It feels like home

Me, 3 years old (1954

My father breezed through the front door that warm summer evening after work with a big smile on his face. He hung his cowboy hat on the rack by the door and tossed his leather shoulder bag onto the nearby sofa. I’d just put down my algebra homework, drawn downstairs by the rich aromas wafting out of Read More…

Finding my tribe

Laura Hall, 1975

This photo was taken of me on my 24th birthday in early June, 1975. My father picked out the gold-thread-embroidered, gauzy peasant blouse I’m wearing. I loved it. I can still feel the exuberance I felt that day. My new husband and I had just moved into a cute rental house in Sonoma County. My Read More…

Elders: LGBT and others

Elderly man, all dressed up, walking on a public street in San Juan, Puerto Rico

It’s too late for my father to live in an LGBT-friendly retirement home. He died in a conventional assisted living facility in 2008 when he was 90, two years after my mother died. There, as far as I could tell, he kept his homosexuality hidden from his fellow residents. He and I continued to talk Read More…

AIDS and our fathers

Fairyland: A memoir of my father, by Alysia Abbott (2013, W. W. Norton & Co.)

My father was one of the lucky ones. Though he was sexually active with men in the exuberant 1970s and early 1980s in San Francisco–the brief era when the unknown AIDS virus was infecting an unknowing gay population–he never contracted AIDS. But many other fathers did. Victoria Loustalot, author of This Is How You Say Goodbye: Read More…

Questions I didn’t ask

My parents, 1942

From the time I was a small child, my father listened carefully to me when I asked him questions. His eyes didn’t dart off to his newspaper or the TV in the other room. He looked me straight in the eyes when he answered. Daddy, do you think there’s a God? “I don’t know, sweetheart,” Read More…

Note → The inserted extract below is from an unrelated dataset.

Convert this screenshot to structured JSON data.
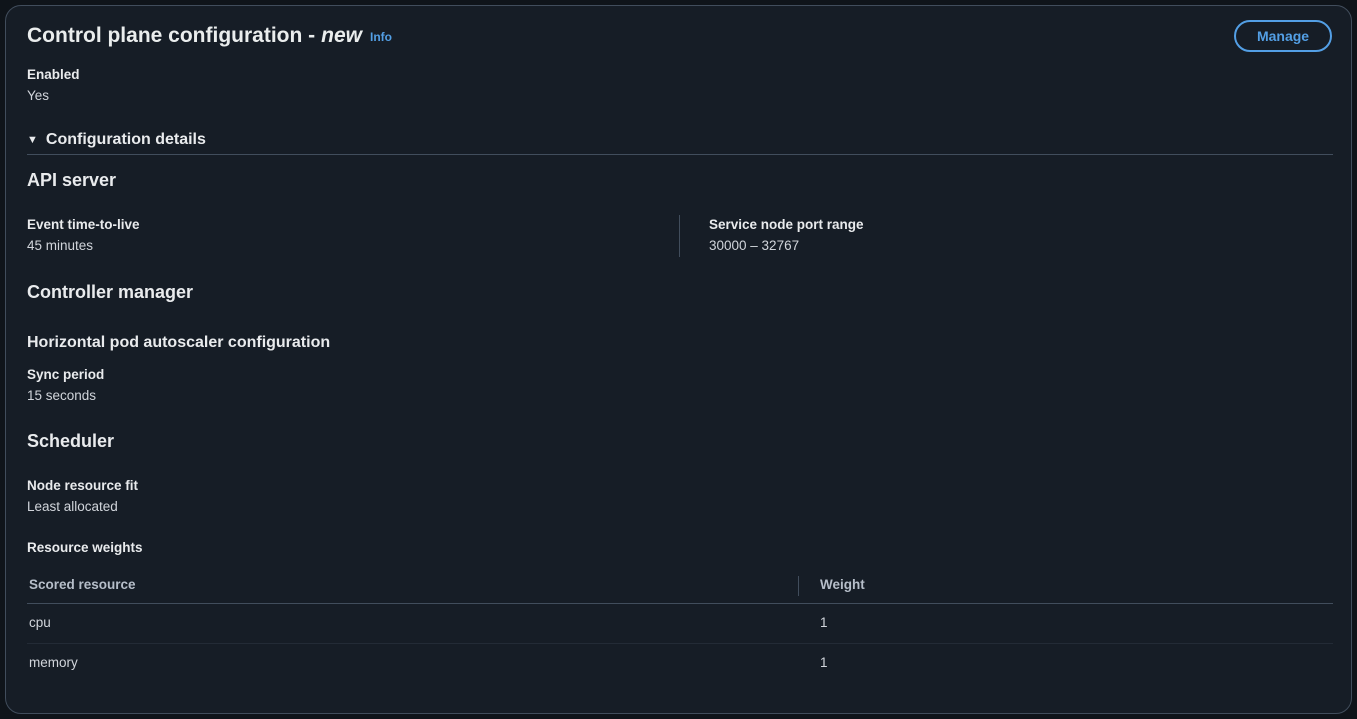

His great-granddaughter speaks

My granddaughter

This past week I was visiting my daughter and her family in northern Virginia when my 17-year-old granddaughter turned on the TV to watch a recording of Glee. I knew the show dealt with a host of social issues, including bullying and sexual orientation as well as typical teen angst, though I’d never watched it myself. Read More…

Gratitude for a mentor

James Heig (1931-2013)

I first met Jim Heig three years ago. We were students in a writing class in San Francisco. Our teacher was Adair Lara, former San Francisco Chronicle columnist and Jim’s ex-wife. Jim was gay. One of our first assignments in class was a short essay using the title, “My Father’s Clothes.” I was excited as I Read More…

Shame is a contact sport

Best Little Boy in the World

My parents loved me. They were kind and supportive and always in my corner. Given this, I’ve never understood the deep, unsettled feeling I’ve carried with me since I was a child. My father grew up gay in a straight world and lived most of his life in the closet. Shame was his constant companion. Read More…

The look of love

Duane Hall, 19, in 1937

Writing a memoir is like peeking into an old steamer trunk in a dark corner of your grandmother’s attic. It takes awhile for it all to make sense. A brown-tinged envelope addressed in unfamiliar writing and posted with a purple, 3-cent stamp. A photo of your mother sitting close to someone you don’t know. An empty perfume bottle. You drag the trunk Read More…

Puzzle Pieces, Part I – Social, cultural & legal

Gay LA

History books. Memoirs. Books from my father’s childhood. Wartime correspondence. Scrapbooks and journals. Newspaper articles. Videotaped interviews. Audiotaped ones, too. These are some of the things that have opened my eyes along the way. My father’s prized print of Lincoln’s Gettysburg Address that stared at me from the walls of all of my childhood homes. It was one Read More…

How did my father make it to 90?

My dad at 90 (2008)

I’ve asked myself this many times. From the time he was about 50, the story we told in our family was that he’d never live to old age. He’d already had too many strikes against him. It was in the army that he smoked his first cigarette, and he never stopped. He was tormented and bullied Read More…